NEW DELHI: External Affairs Minister S Jaishankar took the Covid bull by the horns during an interview in London, describing as “unprecedented” the second wave of coronavirus sweeping the country.
“People who say this don’t seem to understand the severity of the problem that we are dealing with. We have a demand for medical oxygen that has gone up by seven to eight times from 1,000 metric tonnes required in the first wave. Given the resources we have, we are doing our best,” he said.
He shrugged off suggestions that India perhaps may have been better served by not focussing on “vaccine diplomacy” and concentrating its healthcare facilities at home.
“The world has stood with India during a moment of great travail for the nation. President Biden made it a point to change US policy, which was catered towards helping Americans only, to helping India because he remembered how we had stood by the US in their hour of need. The same sentiments have been echoed across the world. From Singapore from where India’s first oxygen tanks came, to the Gulf countries to the G-7 countries – almost all of whom have already gone through the second wave – there is a recognition that India was there for them.”
On China he was particularly blunt: “There is no question, India-China relations are going through a difficult phase. China, in violation of all agreements, has deployed a large military presence near the LAC without explanation for over one year now. So far while we have made some progress in disengagement, we have not reached the de-escalation part of it yet. Till that happens there is no possibility of relations returning to normal,” Jaishankar said.
“However, in my conversations with my Chinese counterpart Wang Yi there was a realisation that COVID-19 was something bigger and it was in our mutual interest to deal with it. Foreign Minister Wang Yi asked how China could help us and I replied by stating, ‘Many of our companies are ordering things from China and we are facing problems in logistics. Please take a look.’ Soon after this our airlines got approvals in China and we began to see a logistics change.”
Asked about the economy and whether the government would now have to shift the timeline on Prime Minister Narendra Modi’s aim to become a $5 trillion economy by 2024-25 due to the global pandemic, the EAM admitted that the second wave of pandemic had changed a lot of things, but India’s strong economic fundamentals ensured that the country would get back on its feet quickly.

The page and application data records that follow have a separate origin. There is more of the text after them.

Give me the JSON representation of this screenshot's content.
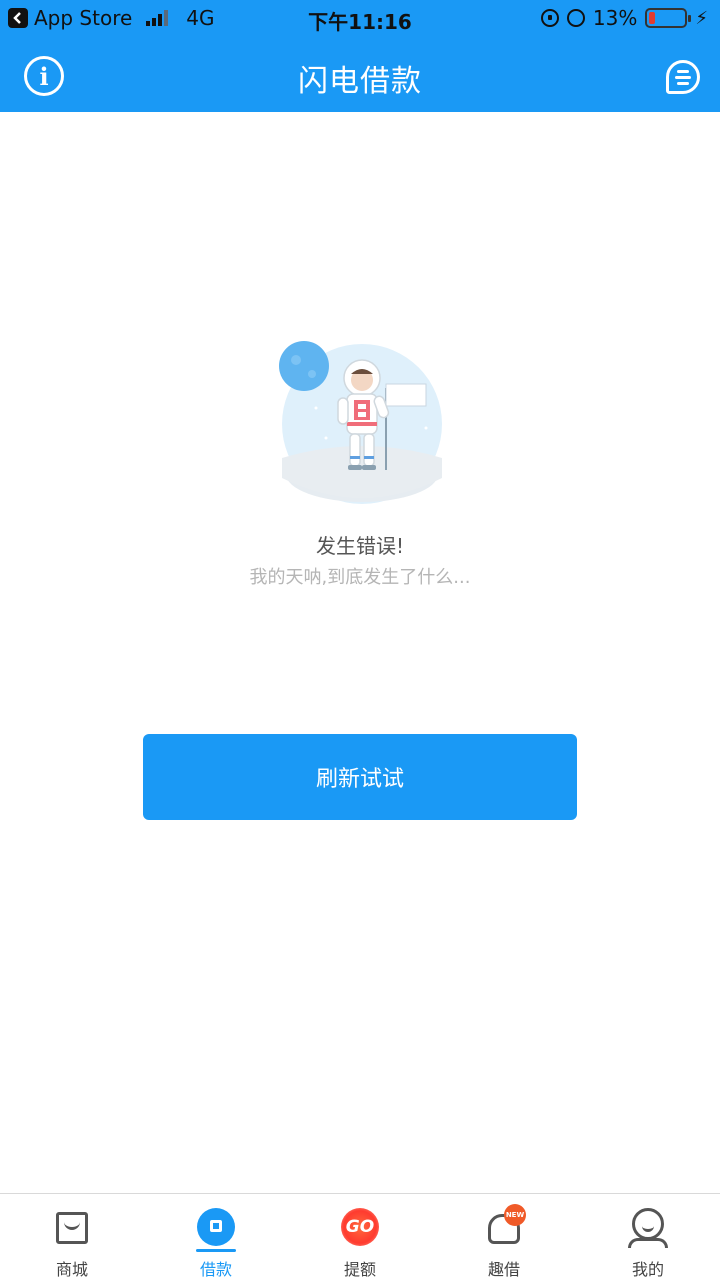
{
  "status_bar": {
    "back_app": "App Store",
    "network": "4G",
    "time": "下午11:16",
    "battery": "13%"
  },
  "nav": {
    "title": "闪电借款",
    "info_icon": "info-icon",
    "message_icon": "message-icon"
  },
  "error": {
    "title": "发生错误!",
    "subtitle": "我的天呐,到底发生了什么..."
  },
  "refresh_button": "刷新试试",
  "tabs": [
    {
      "label": "商城",
      "icon": "shop-icon",
      "active": false
    },
    {
      "label": "借款",
      "icon": "loan-icon",
      "active": true
    },
    {
      "label": "提额",
      "icon": "go-icon",
      "badge": "GO",
      "active": false
    },
    {
      "label": "趣借",
      "icon": "fun-loan-icon",
      "badge": "NEW",
      "active": false
    },
    {
      "label": "我的",
      "icon": "profile-icon",
      "active": false
    }
  ],
  "colors": {
    "primary": "#1a99f5",
    "battery_low": "#e23b30",
    "badge": "#f05a28"
  }
}
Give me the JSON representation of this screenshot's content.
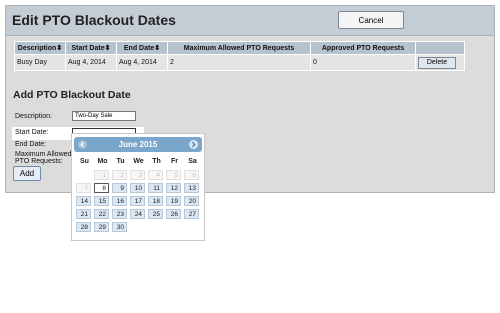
{
  "page": {
    "title": "Edit PTO Blackout Dates",
    "cancel_label": "Cancel"
  },
  "table": {
    "headers": [
      "Description",
      "Start Date",
      "End Date",
      "Maximum Allowed PTO Requests",
      "Approved PTO Requests",
      ""
    ],
    "sort_icon": "⬍",
    "rows": [
      {
        "description": "Busy Day",
        "start": "Aug 4, 2014",
        "end": "Aug 4, 2014",
        "max": "2",
        "approved": "0",
        "delete_label": "Delete"
      }
    ]
  },
  "form": {
    "title": "Add PTO Blackout Date",
    "description_label": "Description:",
    "description_value": "Two-Day Sale",
    "start_label": "Start Date:",
    "start_value": "",
    "end_label": "End Date:",
    "max_label_1": "Maximum Allowed",
    "max_label_2": "PTO Requests:",
    "add_label": "Add"
  },
  "datepicker": {
    "month": "June 2015",
    "prev_icon": "chevron-left-icon",
    "next_icon": "chevron-right-icon",
    "weekdays": [
      "Su",
      "Mo",
      "Tu",
      "We",
      "Th",
      "Fr",
      "Sa"
    ],
    "weeks": [
      [
        "",
        "1",
        "2",
        "3",
        "4",
        "5",
        "6"
      ],
      [
        "7",
        "8",
        "9",
        "10",
        "11",
        "12",
        "13"
      ],
      [
        "14",
        "15",
        "16",
        "17",
        "18",
        "19",
        "20"
      ],
      [
        "21",
        "22",
        "23",
        "24",
        "25",
        "26",
        "27"
      ],
      [
        "28",
        "29",
        "30",
        "",
        "",
        "",
        ""
      ]
    ],
    "today": "8",
    "disabled": [
      "1",
      "2",
      "3",
      "4",
      "5",
      "6",
      "7"
    ],
    "colors": {
      "header": "#7aa6cc",
      "day_bg": "#dbe7f3",
      "day_border": "#b7c7d8"
    }
  }
}
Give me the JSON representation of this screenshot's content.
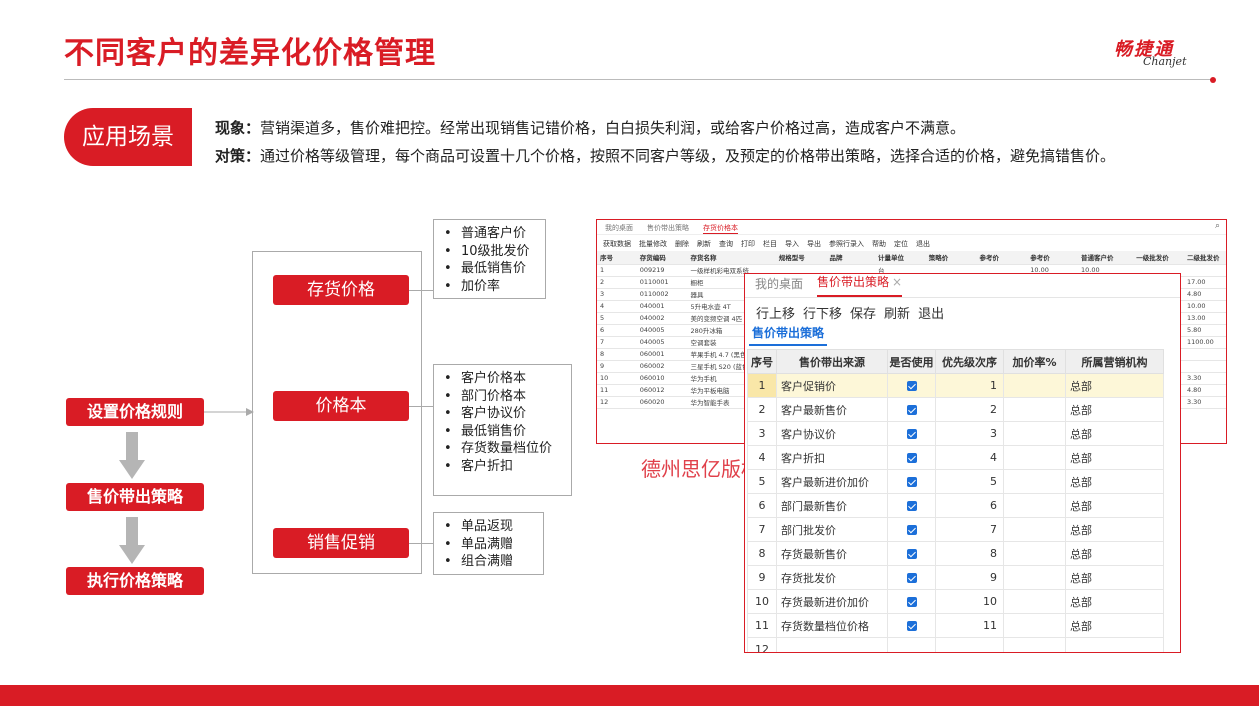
{
  "title": "不同客户的差异化价格管理",
  "logo": {
    "cn": "畅捷通",
    "en": "Chanjet"
  },
  "scene": {
    "badge": "应用场景",
    "line1_label": "现象：",
    "line1_text": "营销渠道多，售价难把控。经常出现销售记错价格，白白损失利润，或给客户价格过高，造成客户不满意。",
    "line2_label": "对策：",
    "line2_text": "通过价格等级管理，每个商品可设置十几个价格，按照不同客户等级，及预定的价格带出策略，选择合适的价格，避免搞错售价。"
  },
  "flow": {
    "step1": "设置价格规则",
    "step2": "售价带出策略",
    "step3": "执行价格策略"
  },
  "categories": [
    {
      "label": "存货价格",
      "items": [
        "普通客户价",
        "10级批发价",
        "最低销售价",
        "加价率"
      ]
    },
    {
      "label": "价格本",
      "items": [
        "客户价格本",
        "部门价格本",
        "客户协议价",
        "最低销售价",
        "存货数量档位价",
        "客户折扣"
      ]
    },
    {
      "label": "销售促销",
      "items": [
        "单品返现",
        "单品满赠",
        "组合满赠"
      ]
    }
  ],
  "back_window": {
    "tabs": [
      "我的桌面",
      "售价带出策略",
      "存货价格本"
    ],
    "toolbar": [
      "获取数据",
      "批量修改",
      "删除",
      "刷新",
      "查询",
      "打印",
      "栏目",
      "导入",
      "导出",
      "参照行录入",
      "帮助",
      "定位",
      "退出"
    ],
    "headers": [
      "序号",
      "",
      "存货编码",
      "存货名称",
      "规格型号",
      "品牌",
      "计量单位",
      "策略价",
      "参考价",
      "参考价",
      "普通客户价",
      "一级批发价",
      "二级批发价"
    ],
    "rows": [
      [
        "1",
        "",
        "009219",
        "一级样机彩电双系统",
        "",
        "",
        "台",
        "",
        "",
        "10.00",
        "10.00",
        "",
        ""
      ],
      [
        "2",
        "",
        "0110001",
        "橱柜",
        "",
        "",
        "",
        "",
        "",
        "",
        "",
        "",
        "17.00"
      ],
      [
        "3",
        "",
        "0110002",
        "器具",
        "",
        "",
        "",
        "",
        "",
        "",
        "",
        "",
        "4.80"
      ],
      [
        "4",
        "",
        "040001",
        "5升电水壶 4T",
        "",
        "",
        "",
        "",
        "",
        "",
        "",
        "",
        "10.00"
      ],
      [
        "5",
        "",
        "040002",
        "美的变频空调 4匹 24寸",
        "",
        "",
        "",
        "",
        "",
        "",
        "",
        "",
        "13.00"
      ],
      [
        "6",
        "",
        "040005",
        "280升冰箱",
        "",
        "",
        "",
        "",
        "",
        "",
        "",
        "",
        "5.80"
      ],
      [
        "7",
        "",
        "040005",
        "空调套装",
        "",
        "",
        "",
        "",
        "",
        "",
        "",
        "",
        "1100.00"
      ],
      [
        "8",
        "",
        "060001",
        "苹果手机 4.7 (黑色)",
        "",
        "",
        "",
        "",
        "",
        "",
        "",
        "",
        ""
      ],
      [
        "9",
        "",
        "060002",
        "三星手机 S20 (蓝色)",
        "",
        "",
        "",
        "",
        "",
        "",
        "",
        "",
        ""
      ],
      [
        "10",
        "",
        "060010",
        "华为手机",
        "",
        "",
        "",
        "",
        "",
        "",
        "",
        "",
        "3.30"
      ],
      [
        "11",
        "",
        "060012",
        "华为平板电脑",
        "",
        "",
        "",
        "",
        "",
        "",
        "",
        "",
        "4.80"
      ],
      [
        "12",
        "",
        "060020",
        "华为智能手表",
        "",
        "",
        "",
        "",
        "",
        "",
        "",
        "",
        "3.30"
      ]
    ]
  },
  "watermark": "德州思亿版权",
  "front_window": {
    "tab_desktop": "我的桌面",
    "tab_active": "售价带出策略",
    "close": "×",
    "toolbar": [
      "行上移",
      "行下移",
      "保存",
      "刷新",
      "退出"
    ],
    "subtab": "售价带出策略",
    "headers": [
      "序号",
      "售价带出来源",
      "是否使用",
      "优先级次序",
      "加价率%",
      "所属营销机构"
    ],
    "rows": [
      {
        "no": "1",
        "source": "客户促销价",
        "used": true,
        "priority": "1",
        "markup": "",
        "org": "总部"
      },
      {
        "no": "2",
        "source": "客户最新售价",
        "used": true,
        "priority": "2",
        "markup": "",
        "org": "总部"
      },
      {
        "no": "3",
        "source": "客户协议价",
        "used": true,
        "priority": "3",
        "markup": "",
        "org": "总部"
      },
      {
        "no": "4",
        "source": "客户折扣",
        "used": true,
        "priority": "4",
        "markup": "",
        "org": "总部"
      },
      {
        "no": "5",
        "source": "客户最新进价加价",
        "used": true,
        "priority": "5",
        "markup": "",
        "org": "总部"
      },
      {
        "no": "6",
        "source": "部门最新售价",
        "used": true,
        "priority": "6",
        "markup": "",
        "org": "总部"
      },
      {
        "no": "7",
        "source": "部门批发价",
        "used": true,
        "priority": "7",
        "markup": "",
        "org": "总部"
      },
      {
        "no": "8",
        "source": "存货最新售价",
        "used": true,
        "priority": "8",
        "markup": "",
        "org": "总部"
      },
      {
        "no": "9",
        "source": "存货批发价",
        "used": true,
        "priority": "9",
        "markup": "",
        "org": "总部"
      },
      {
        "no": "10",
        "source": "存货最新进价加价",
        "used": true,
        "priority": "10",
        "markup": "",
        "org": "总部"
      },
      {
        "no": "11",
        "source": "存货数量档位价格",
        "used": true,
        "priority": "11",
        "markup": "",
        "org": "总部"
      },
      {
        "no": "12",
        "source": "",
        "used": false,
        "priority": "",
        "markup": "",
        "org": ""
      }
    ]
  },
  "colors": {
    "brand_red": "#d91c25",
    "tab_blue": "#1c6fd9",
    "selected_row": "#fdf7d8"
  }
}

“If the global pandemic has taught Indian anything it has emphasised, or rather re-emphasised, the need for economic security through self-reliance. The economic foundations remain steady and there are likely to see bolder and more reformist moves in the future. This is the economic vision of the government and especially Prime Minister Narendra Modi,” Jaishankar said.
He warned that continuous references and comments on India’s domestic affairs by UK MPs could harm a thriving relationship.
“If the parliament of one democratic country starts to comment on the actions and decisions of the parliament of another country then you are opening up a Pandora’s Box. Today it is my law, my proceedings you are commenting on, tomorrow I could have views and comments on what is happening in the UK parliament. I don’t think it helps either party to go down that path,” he said.